The human cost of Evolution Gaming’s acquisition of NetEnt has been revealed with unconfirmed rumours suggesting that as many as 500 employees have been told to stay at home and await further instructions – that’s as much as 50% of NetEnt’s complete workforce.
Reports emerging online suggest that the firm’s live studio in Qormi has been closed with immediate effect. On Tuesday NetEnt workers were told to go home and await an email that would have more information about their future employment.
A spokesperson from Evolution has confirmed that the Qormi studio will be closed, and that redundancy proceedings have begun with the individuals involved.
They say in life that timing has everything, and this redundancy bombshell comes just weeks after NetEnt revealed they were planning to increase the size and scale of their studio in Qormi to meet increasing demand, with an extension to their live blackjack offering expected.
But those ideas have now been scrapped, and the Economy Ministry in Malta has already begun to identify new career opportunities for the NetEnt employees likely to be out of work following Evolution’s decision.
Casino Behemoth Given the Nod
It was some £1.6 billion that Evolution, perhaps the premier live casino provider on the planet, would need to fork out to acquire NetEnt’s assets and intellectual property.
The proposed move was also reported to the Competition and Markets Authority (CMA) in the UK given that Evolution would now have a particularly dominant position in the live gaming sphere.
Back in September, the CMA confirmed that it was launching its own investigation into the potential merger, with a consultation period welcoming the thoughts of casino industry stakeholders.

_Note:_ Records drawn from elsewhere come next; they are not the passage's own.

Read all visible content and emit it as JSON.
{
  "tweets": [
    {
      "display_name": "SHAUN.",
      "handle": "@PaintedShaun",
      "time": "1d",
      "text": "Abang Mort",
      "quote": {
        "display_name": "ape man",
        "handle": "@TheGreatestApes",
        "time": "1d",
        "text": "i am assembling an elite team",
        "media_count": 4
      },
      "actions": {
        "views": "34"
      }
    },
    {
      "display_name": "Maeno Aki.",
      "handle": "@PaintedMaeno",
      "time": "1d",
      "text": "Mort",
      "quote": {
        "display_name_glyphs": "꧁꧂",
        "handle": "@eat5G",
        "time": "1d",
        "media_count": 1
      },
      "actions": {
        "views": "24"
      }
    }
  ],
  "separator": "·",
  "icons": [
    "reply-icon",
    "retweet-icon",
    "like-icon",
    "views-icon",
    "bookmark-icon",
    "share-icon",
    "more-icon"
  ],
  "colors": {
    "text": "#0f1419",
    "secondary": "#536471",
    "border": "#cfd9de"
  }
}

And after a nail-biting eight weeks for all involved, it was announced by the CMA that they had cleared the acquisition of NetEnt by Evolution freeing those involved to sign off on the final terms of the deal.
NetEnt were arguably their main competitor in live gaming – they don’t need to worry about them anymore it seems, and now Evolution have a considerable footprint in slots gaming too given that the Swedish firm was also considered one of the leading software houses around.
Evolution Hit the Ground Running
The behind the scenes operation began on December 1, with the acquisition formerly confirmed as Evolution Gaming and NetEnt came together to become known simply as Evolution.
The takeover has been confirmed, with Evolution now owning a 98.6% stake in NetEnt, and the Red Tiger development company has also been taken on by the buyer.
Evolution’s senior management team have also seized control for decision-making within NetEnt, and their first move – to close the firm’s live casino studio – could result in estimated savings of €30 million per year.
Therese Hillman, the CEO of NetEnt, will continue in her role until the end of the first quarter of 2021, when she will leave her position.